Tadorna ferruginea Pallas, 1764
Tadorna casarca L., 1768: Hristovich, 1890, Reiser, 1894: 183, Klain, 1909: 145; Casarca ferruginea Pall.: Patev, 1950: 230, Peshev, Boev, 1962: 336; Vulpanser rutila Key et Blas, 1844: Klain, 1909: 145; Casarca rutila Bonap., 1838: Hristovich, 1890: 222.
Conservation status: in Bulgaria: Critically endangered CR=A[1a] + B[2(a+b(iv)]+D+E, BDA-II, III; International: BeC-II, BoC-II, ECS-Spec 3, BD-I.
General distribution. A paleoxeric species. Its basic area is from Southeastern Europe (the Balkans, the Black Sea coast), the Ukraine, Turkey to the east through Central and Eastern Asia to China and Mongolia; in the North it reaches the region of lake Baikal, and to the South Iran, Iraq, Tibet. There is a small population in Northwestern Africa (Algeria, Morocco) and the mountainous parts of Ethiopia.

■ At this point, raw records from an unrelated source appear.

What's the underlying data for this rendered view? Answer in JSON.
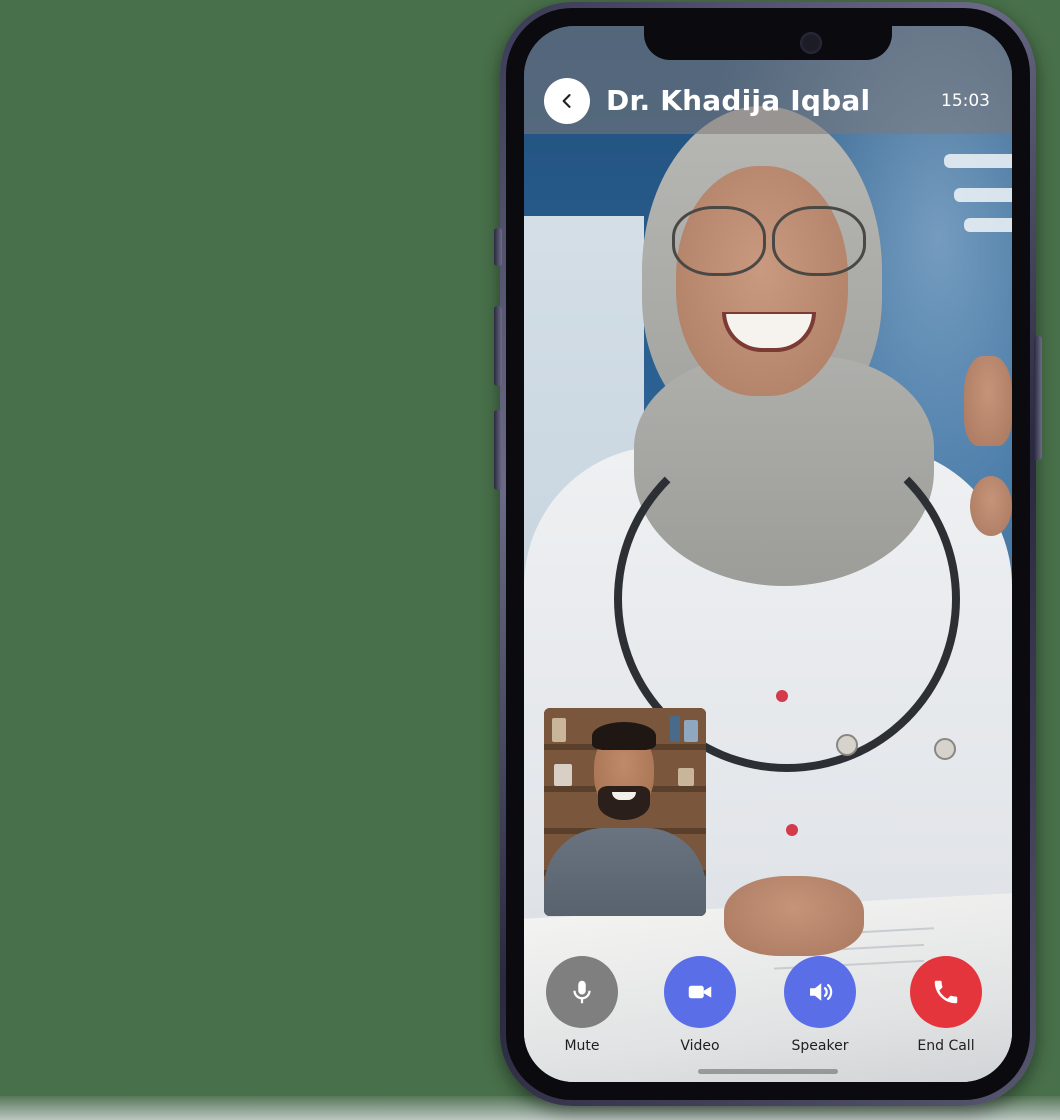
{
  "call": {
    "caller_name": "Dr. Khadija Iqbal",
    "timer": "15:03"
  },
  "controls": [
    {
      "id": "mute",
      "label": "Mute",
      "icon": "microphone-icon",
      "color": "#7f7f7f"
    },
    {
      "id": "video",
      "label": "Video",
      "icon": "video-camera-icon",
      "color": "#5a6ee8"
    },
    {
      "id": "speaker",
      "label": "Speaker",
      "icon": "speaker-icon",
      "color": "#5a6ee8"
    },
    {
      "id": "end_call",
      "label": "End Call",
      "icon": "phone-hangup-icon",
      "color": "#e3353b"
    }
  ],
  "icons": {
    "back": "chevron-left-icon"
  },
  "colors": {
    "background": "#48704a",
    "phone_frame": "#3b3a55",
    "header_overlay": "#7d7878",
    "accent": "#5a6ee8",
    "danger": "#e3353b",
    "muted": "#7f7f7f"
  }
}
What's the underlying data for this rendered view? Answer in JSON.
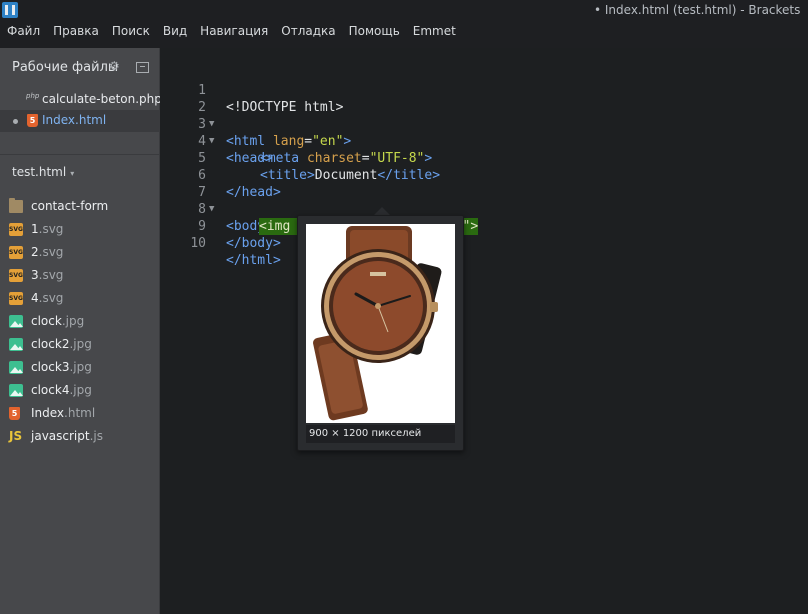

Distribution and abundance in Bulgaria. A breeding summer visitor and passage migrant, as an exception wintering. In the past it was more widely distributed . Today it is extinct as a breeding bird in most places. It is observed mainly in small water basins within Dobrudzha and along the Black Sea coast. About half of the breeding pairs inhabit the open terrains of Northeastern Bulgaria and the largest densities of breeding habitats are around the town of Glavinitsa, Silistra region. It also breeds in the region around Burgas and in the microreservoirs near Karnobat and Aytos. Today's abundance of the species is up to 15-20 breeding pairs.
Habitats. Lakes, fish farms and reservoirs with an open water area in open steppe and agrictultural areas. It often feeds in the fields, far from the water.
Biology. Well studied . Courting and occupation of territories begins at the end of February and continues through March. The beginning of laying has been registered around 10 March at the earliest, but usually it is between 1 and 15 April. In rare cases (during the first breeding), laying begins considerably later, around 15 May. The incubation of the eggs continues for 28 – 30 days. Their numbers vary between 6 and 13. It feeds on insects, carrion, seeds.
Similar species. The Shelduck (Tadorna tadorna).
Negative factors. Loss and degradation of habitats. Illegal shooting and collecting.
Conservation measures taken. Protected since 1962. Included in the Red Data Book of Bulgaria (1985) as endangered. A 10-year programme for the reintroduction of the species in nature has been implemented. Yearly, between 20 and 30 young of the species hatched in Kalimok Biological Experimental Field Station (Institute of Zoology, BAS) are being restored in the Bulgarian nature.
Conservation measures needed. Studying the numbers and the area of the populations and the threats. Carrying out monitoring; designation of new protected territories; reintroduction of artificially bred young birds.
References. 1. Nankinov, 1985; 2. Bogdanova, Zehtindjiev, 2000a.
Authors: Pavel Zehtindjiev, Maria Bogdanova, Kiril Bedev